I was out quick and into a deep sleep until Julie awakened me sometime a bit later. "Linda, wake up," she said. "There's something in the plastic bag on the desk. I saw its beaty little eyes. I think it's a mouse, and you're going to have to take care of it." She was sitting on her bed, frozen, eyes fixed on the desk, the light beside her turned on. I glanced over at the desk, and saw nothing. I watched for a few moments and still, nothing. "There's a mouse. I swear it. He was in the bag of granola bars. It's your cookies that led him in here." I failed to catch the faulty logic of my cookies being what attracted him while he was actually enjoying the granola bars, but it wouldn't be the last time I encountered such logic.
From the tone of her voice, I knew it wouldn't help to just tell her to go back to sleep and forget about it, so I walked over to the desk to investigate. I carefully peered around the stacks of clothes and other things piled on the desk. I couldn't see a thing. I wouldn't have admited it from my heroic position as mouse hunter, but I was secretly concerned that the little thing might just jump out at me while I looked for him and that my own fear would be revealed. So, I lightly picked up one piece of Julie's clothing at a time, carefully shaking it or shifting it on the desk to see if I could expose the critter.
Nothing. I didn't see a thing and began to assume there was no such critter, that her vivid imagination had just gone wild or something, but her insistence continued. Convinced that the critter was well hidden and sufficiently intimidated by my hulking presence and obvious hunting skill, I went back to bed. I'd barely gotten my eyes closed when Julie asked, "Do you hear that?" I didn't. "It's back," she said.
I got up again, and looked quickly toward the desk. Indeed a little brown mouse appeared from the piles of clothes on the desk. As I walked toward him, prepared to bravely catch him and return him to the outdoors, he jumped to the floor and raced under the closet door and the chase ensued. I opened the door and madly started searching around my suitcase and dirty clothes on the floor. I couldn't find him anywhere.
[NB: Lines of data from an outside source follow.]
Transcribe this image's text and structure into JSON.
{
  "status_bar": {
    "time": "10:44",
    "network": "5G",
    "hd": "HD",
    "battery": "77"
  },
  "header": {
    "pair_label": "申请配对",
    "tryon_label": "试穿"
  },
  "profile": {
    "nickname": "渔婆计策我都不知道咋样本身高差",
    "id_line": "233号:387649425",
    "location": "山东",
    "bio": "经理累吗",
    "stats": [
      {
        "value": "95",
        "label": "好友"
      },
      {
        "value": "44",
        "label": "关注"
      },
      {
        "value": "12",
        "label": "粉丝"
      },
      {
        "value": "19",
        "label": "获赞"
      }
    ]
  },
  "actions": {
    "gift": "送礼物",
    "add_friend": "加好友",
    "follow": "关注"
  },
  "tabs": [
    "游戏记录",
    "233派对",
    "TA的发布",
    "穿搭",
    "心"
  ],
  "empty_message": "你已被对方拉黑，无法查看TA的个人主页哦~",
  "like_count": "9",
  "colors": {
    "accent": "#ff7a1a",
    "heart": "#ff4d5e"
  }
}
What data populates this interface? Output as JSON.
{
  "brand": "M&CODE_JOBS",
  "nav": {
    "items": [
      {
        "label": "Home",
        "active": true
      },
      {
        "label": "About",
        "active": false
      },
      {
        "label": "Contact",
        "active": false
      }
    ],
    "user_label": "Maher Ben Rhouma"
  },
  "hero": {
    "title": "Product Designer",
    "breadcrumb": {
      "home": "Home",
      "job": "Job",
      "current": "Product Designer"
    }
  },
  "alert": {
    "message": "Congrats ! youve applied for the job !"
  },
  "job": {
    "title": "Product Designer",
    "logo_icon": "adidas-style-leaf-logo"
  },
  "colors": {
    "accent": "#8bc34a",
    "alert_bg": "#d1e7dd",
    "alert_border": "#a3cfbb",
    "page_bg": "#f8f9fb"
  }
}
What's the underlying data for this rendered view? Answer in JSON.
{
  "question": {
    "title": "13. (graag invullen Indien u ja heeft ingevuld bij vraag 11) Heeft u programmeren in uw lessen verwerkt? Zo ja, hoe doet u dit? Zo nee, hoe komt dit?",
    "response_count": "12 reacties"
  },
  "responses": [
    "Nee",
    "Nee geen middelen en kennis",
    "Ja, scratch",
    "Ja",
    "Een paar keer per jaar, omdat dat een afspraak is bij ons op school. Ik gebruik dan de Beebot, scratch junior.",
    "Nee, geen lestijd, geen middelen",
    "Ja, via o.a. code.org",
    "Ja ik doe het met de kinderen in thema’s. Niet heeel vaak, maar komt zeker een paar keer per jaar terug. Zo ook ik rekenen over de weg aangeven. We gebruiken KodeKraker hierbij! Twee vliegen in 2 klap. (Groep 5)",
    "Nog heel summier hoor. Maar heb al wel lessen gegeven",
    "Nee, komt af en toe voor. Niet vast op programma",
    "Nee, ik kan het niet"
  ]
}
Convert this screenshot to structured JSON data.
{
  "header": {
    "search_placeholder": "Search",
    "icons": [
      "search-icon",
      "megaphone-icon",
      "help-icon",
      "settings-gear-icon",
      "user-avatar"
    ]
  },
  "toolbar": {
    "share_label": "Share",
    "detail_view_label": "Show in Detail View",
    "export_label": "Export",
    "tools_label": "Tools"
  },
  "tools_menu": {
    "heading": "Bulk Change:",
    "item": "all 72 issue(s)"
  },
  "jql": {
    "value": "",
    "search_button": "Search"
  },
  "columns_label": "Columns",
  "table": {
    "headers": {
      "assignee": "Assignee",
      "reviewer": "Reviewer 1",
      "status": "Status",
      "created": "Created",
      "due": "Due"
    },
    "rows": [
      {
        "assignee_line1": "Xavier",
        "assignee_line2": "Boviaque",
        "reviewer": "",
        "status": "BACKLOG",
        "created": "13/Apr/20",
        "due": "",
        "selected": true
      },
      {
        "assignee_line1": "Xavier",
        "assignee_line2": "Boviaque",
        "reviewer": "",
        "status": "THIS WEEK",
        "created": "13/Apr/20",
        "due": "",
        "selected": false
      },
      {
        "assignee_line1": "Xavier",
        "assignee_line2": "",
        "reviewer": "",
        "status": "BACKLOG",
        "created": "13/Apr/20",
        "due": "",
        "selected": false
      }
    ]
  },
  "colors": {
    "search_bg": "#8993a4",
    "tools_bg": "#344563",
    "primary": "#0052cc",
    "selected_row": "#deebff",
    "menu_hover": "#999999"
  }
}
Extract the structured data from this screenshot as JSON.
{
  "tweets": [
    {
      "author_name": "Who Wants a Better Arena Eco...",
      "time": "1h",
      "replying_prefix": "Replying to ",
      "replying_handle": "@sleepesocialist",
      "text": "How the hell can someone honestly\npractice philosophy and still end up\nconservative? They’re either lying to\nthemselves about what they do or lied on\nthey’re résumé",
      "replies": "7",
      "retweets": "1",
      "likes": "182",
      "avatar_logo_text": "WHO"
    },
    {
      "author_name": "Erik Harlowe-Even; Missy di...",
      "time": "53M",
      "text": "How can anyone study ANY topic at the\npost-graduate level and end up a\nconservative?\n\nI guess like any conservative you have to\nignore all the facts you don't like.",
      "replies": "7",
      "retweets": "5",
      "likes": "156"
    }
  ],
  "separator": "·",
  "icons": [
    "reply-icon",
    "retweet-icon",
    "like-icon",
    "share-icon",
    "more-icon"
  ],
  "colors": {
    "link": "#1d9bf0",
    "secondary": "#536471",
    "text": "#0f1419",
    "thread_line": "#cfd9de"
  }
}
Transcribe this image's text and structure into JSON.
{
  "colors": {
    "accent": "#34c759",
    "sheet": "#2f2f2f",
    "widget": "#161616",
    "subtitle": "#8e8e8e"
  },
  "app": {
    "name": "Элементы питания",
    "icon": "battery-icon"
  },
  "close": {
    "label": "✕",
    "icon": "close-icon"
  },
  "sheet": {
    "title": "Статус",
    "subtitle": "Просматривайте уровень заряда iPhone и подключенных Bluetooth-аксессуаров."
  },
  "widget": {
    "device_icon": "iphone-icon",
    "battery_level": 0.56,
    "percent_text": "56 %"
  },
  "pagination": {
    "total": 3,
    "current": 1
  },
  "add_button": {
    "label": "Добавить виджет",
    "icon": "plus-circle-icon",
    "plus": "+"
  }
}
Convinced he must have gotten out of the closet, I turned around and started looking under the beds, and in the trash can, hoping he'd found the empty beer bottles and was drinking himself into a drunken stupor. I looked behind the curtains, and while I laughed about the situation, Julie nervously sat on her bed and prayed I'd find him. It was at this point that I laid claim to my rights to the story saying, "I'm totally blogging this."
He was nowhere to be found. Nowhere. I really didn't care. It doesn't bother me to share space with the critters, but Julie seemed much more concerned. I searched as long as I could and finally gave up. We put the granola bars and cookies in a desk drawer, and I went back to bed. In a bit I was fast asleep again. Julie laid awake for awhile, the light still on, and apparently slept very little the whole night. At some point during the night, the wind picked up and there was a srcatching noise on the roof of the cabin, the tree branches scraping it as they swayed in the wind.
Julie, however, was convinced it was a bear and started worrying about bears, because, you know, if a mouse could get in the cabin, a bear most certainly could too!
On the drive home, after our 42-mile hike through Mariposa Grove, I reached into the bag to retrieve a cookie for Julie. When I looked in, this is what I saw....